This was my second visit to the Banana River. Last time, I did not see any manatees from the yak, only from the dock at the boat basin. http://davesyaktales.blogspot.com/2008/01/banana-river-nmz.html
This time I visited the basin first. I saw four manatees. And an alligator.
Birds whose names I don't know, below.
Let me know if you have the proper name for the above gull/ terns whatever the last two birds are.
I wondered what this was. A ship ? Not likely, its circular. To far from shore to be a wharf.
As I was loading the yak at the end of the day, a gentleman who has lived in the area since 1968 told me it is an old bombing target. Makes sense, with Patrick Air Force Base nearby. Also close by is Cape Canaveral. A bit of searching on the net reveals that Patrick was named Banana River Naval Air Station during WW II.
I turned around.

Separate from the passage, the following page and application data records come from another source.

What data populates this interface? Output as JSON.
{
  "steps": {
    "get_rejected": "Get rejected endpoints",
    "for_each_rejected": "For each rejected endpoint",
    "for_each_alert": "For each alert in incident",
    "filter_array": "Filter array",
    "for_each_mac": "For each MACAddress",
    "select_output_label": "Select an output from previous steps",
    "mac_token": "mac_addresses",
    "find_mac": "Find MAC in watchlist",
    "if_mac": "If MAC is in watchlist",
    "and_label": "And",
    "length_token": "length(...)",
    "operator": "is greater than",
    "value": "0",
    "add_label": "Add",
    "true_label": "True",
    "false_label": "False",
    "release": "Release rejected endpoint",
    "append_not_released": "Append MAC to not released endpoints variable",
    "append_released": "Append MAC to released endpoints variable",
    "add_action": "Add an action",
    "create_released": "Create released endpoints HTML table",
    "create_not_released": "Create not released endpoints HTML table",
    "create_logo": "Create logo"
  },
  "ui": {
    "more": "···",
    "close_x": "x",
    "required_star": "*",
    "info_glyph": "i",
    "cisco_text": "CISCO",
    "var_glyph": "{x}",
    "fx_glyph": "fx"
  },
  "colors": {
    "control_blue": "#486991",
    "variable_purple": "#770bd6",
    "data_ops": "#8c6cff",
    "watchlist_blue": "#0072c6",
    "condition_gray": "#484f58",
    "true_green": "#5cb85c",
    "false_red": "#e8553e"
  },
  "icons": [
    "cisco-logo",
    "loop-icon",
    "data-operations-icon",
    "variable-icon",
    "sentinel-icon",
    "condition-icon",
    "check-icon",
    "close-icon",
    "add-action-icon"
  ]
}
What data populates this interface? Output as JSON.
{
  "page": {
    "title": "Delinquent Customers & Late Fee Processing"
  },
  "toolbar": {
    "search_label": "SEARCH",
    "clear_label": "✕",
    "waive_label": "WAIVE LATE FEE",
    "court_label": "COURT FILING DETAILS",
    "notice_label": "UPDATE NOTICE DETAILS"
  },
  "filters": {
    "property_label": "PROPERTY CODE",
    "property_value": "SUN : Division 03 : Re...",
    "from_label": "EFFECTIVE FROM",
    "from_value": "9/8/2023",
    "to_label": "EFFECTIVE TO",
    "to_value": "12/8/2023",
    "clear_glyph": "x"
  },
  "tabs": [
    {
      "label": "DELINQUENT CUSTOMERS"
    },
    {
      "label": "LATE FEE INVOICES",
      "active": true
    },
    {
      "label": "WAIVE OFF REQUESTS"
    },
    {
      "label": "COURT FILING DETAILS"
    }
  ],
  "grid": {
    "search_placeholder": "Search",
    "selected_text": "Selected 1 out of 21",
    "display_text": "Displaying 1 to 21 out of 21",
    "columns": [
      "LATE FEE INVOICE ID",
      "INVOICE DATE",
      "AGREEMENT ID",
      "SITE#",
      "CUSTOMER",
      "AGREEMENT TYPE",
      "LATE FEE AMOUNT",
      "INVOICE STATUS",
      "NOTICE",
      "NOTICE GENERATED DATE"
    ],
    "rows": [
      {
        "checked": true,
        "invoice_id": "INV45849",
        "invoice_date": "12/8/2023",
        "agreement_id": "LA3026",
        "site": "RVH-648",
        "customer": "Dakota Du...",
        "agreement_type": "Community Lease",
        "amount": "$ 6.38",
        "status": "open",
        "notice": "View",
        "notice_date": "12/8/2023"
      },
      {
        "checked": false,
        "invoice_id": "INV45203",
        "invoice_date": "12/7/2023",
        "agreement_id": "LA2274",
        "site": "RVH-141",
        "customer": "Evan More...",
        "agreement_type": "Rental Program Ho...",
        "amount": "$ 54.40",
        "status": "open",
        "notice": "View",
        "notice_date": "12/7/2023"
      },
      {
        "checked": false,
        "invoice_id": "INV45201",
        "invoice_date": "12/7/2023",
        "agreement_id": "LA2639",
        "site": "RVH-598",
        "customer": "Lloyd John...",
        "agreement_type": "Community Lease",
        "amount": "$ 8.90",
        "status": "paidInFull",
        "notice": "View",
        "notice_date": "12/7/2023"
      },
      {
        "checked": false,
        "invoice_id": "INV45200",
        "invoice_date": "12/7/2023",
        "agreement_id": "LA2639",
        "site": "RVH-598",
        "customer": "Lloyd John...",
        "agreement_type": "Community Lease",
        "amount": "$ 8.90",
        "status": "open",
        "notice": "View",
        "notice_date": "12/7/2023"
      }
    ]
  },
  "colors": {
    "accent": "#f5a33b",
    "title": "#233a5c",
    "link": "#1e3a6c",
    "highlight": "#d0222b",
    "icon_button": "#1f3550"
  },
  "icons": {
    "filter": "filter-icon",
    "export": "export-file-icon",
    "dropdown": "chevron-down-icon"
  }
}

The Banana River not only was wonderful wildlife, but launch pads, radar sites and other infrastructure for NASA. My earlier Banana post has some tower pics. Today was to cloudy, and I did not want to get out in the middle of the River for a better view due to the lighting possibility. Here's a radar site.

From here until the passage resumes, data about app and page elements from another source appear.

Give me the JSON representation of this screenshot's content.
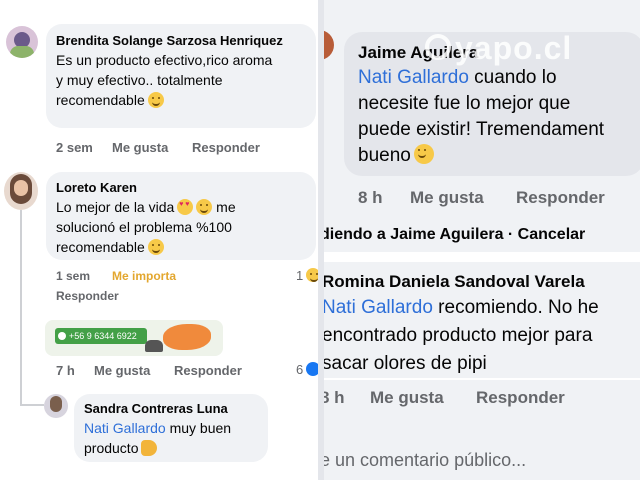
{
  "left": {
    "comments": [
      {
        "author": "Brendita Solange Sarzosa Henriquez",
        "lines": [
          "Es un producto efectivo,rico aroma",
          "y muy efectivo.. totalmente",
          "recomendable"
        ],
        "time": "2 sem",
        "like": "Me gusta",
        "reply": "Responder"
      },
      {
        "author": "Loreto Karen",
        "lines": [
          "Lo mejor de la vida",
          "solucionó el problema %100",
          "recomendable"
        ],
        "time": "1 sem",
        "like": "Me importa",
        "reply": "Responder",
        "reaction_count": "1"
      },
      {
        "time": "7 h",
        "like": "Me gusta",
        "reply": "Responder",
        "reaction_count": "6",
        "ad_phone": "+56 9 6344 6922"
      },
      {
        "author": "Sandra Contreras Luna",
        "mention": "Nati Gallardo",
        "text": " muy buen",
        "text2": "producto"
      }
    ]
  },
  "right": {
    "watermark": "yapo.cl",
    "comments": [
      {
        "author": "Jaime Aguilera",
        "mention": "Nati Gallardo",
        "text": " cuando lo",
        "lines": [
          "necesite fue lo mejor que",
          "puede existir! Tremendament",
          "bueno"
        ],
        "time": "8 h",
        "like": "Me gusta",
        "reply": "Responder"
      },
      {
        "replying_to": "diendo a Jaime Aguilera · Cancelar"
      },
      {
        "author": "Romina Daniela Sandoval Varela",
        "mention": "Nati Gallardo",
        "text": "  recomiendo. No he",
        "lines": [
          "encontrado producto mejor para",
          "sacar olores de pipi"
        ],
        "time": "8 h",
        "like": "Me gusta",
        "reply": "Responder"
      }
    ],
    "composer_placeholder": "e un comentario público..."
  }
}
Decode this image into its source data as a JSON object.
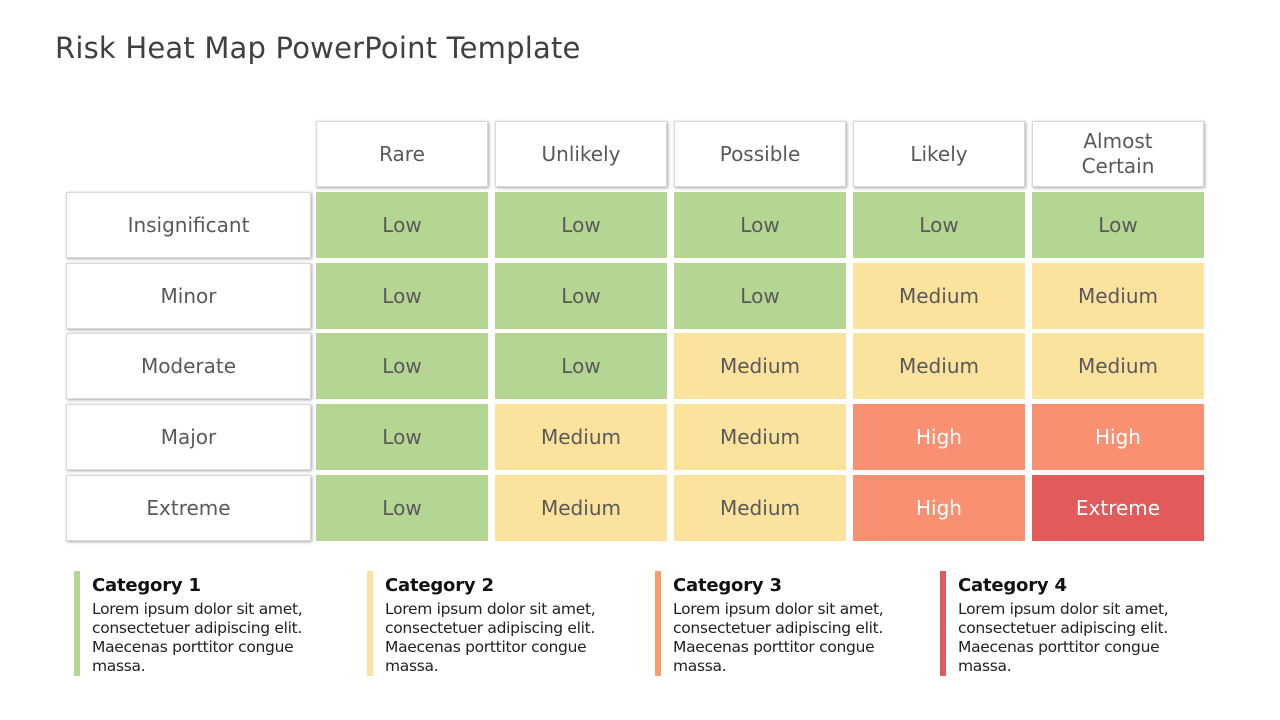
{
  "title": "Risk Heat Map PowerPoint Template",
  "colors": {
    "Low": "#b5d692",
    "Medium": "#fbe29d",
    "High": "#f99072",
    "Extreme": "#e15b5b",
    "text_dark": "#595959",
    "text_light": "#ffffff"
  },
  "likelihood_headers": [
    "Rare",
    "Unlikely",
    "Possible",
    "Likely",
    "Almost\nCertain"
  ],
  "impact_rows": [
    {
      "label": "Insignificant",
      "cells": [
        "Low",
        "Low",
        "Low",
        "Low",
        "Low"
      ]
    },
    {
      "label": "Minor",
      "cells": [
        "Low",
        "Low",
        "Low",
        "Medium",
        "Medium"
      ]
    },
    {
      "label": "Moderate",
      "cells": [
        "Low",
        "Low",
        "Medium",
        "Medium",
        "Medium"
      ]
    },
    {
      "label": "Major",
      "cells": [
        "Low",
        "Medium",
        "Medium",
        "High",
        "High"
      ]
    },
    {
      "label": "Extreme",
      "cells": [
        "Low",
        "Medium",
        "Medium",
        "High",
        "Extreme"
      ]
    }
  ],
  "categories": [
    {
      "title": "Category 1",
      "body": "Lorem ipsum dolor sit amet,\nconsectetuer adipiscing elit.\nMaecenas porttitor congue\nmassa.",
      "color": "#b5d692"
    },
    {
      "title": "Category 2",
      "body": "Lorem ipsum dolor sit amet,\nconsectetuer adipiscing elit.\nMaecenas porttitor congue\nmassa.",
      "color": "#fbe29d"
    },
    {
      "title": "Category 3",
      "body": "Lorem ipsum dolor sit amet,\nconsectetuer adipiscing elit.\nMaecenas porttitor congue\nmassa.",
      "color": "#f99d6a"
    },
    {
      "title": "Category 4",
      "body": "Lorem ipsum dolor sit amet,\nconsectetuer adipiscing elit.\nMaecenas porttitor congue\nmassa.",
      "color": "#e15b5b"
    }
  ]
}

Back to nature. Watching a pair of dolphins on the prowl is always a treat.
One of the pair rose vertically from the water, white belly facing me. Neat stuff.
It was after 5 when I reached my turn around. I did not realize I had been out that long. I took few pictures on the way back. Not just due to the time, but the sky was becoming more ominous. Thunder rumbled in the distance. Fortunately, it did not open up over me.
The Banana River teems with fish. Redfish "tailing". Tails poking above the surface as they work the grass flats for food. Sea trout jumping. Sting ray wings breaking the surface. Also breaking the surface, an alligator, a few feet to starboard.
I arrived at the launch, and went past it to the boat basin, hoping to photo a manatee. No luck, but I did see one just outside the channel to the dock. I made up for it by getting more dolphin pictures
My day ended at 7:30. I utilized the telephone poles the great blue heron had been using to stay out of the rich organic matter (muck) as I pulled the yak to shore.
If you want more, I have a post with additional picture on the Green Wave Forum.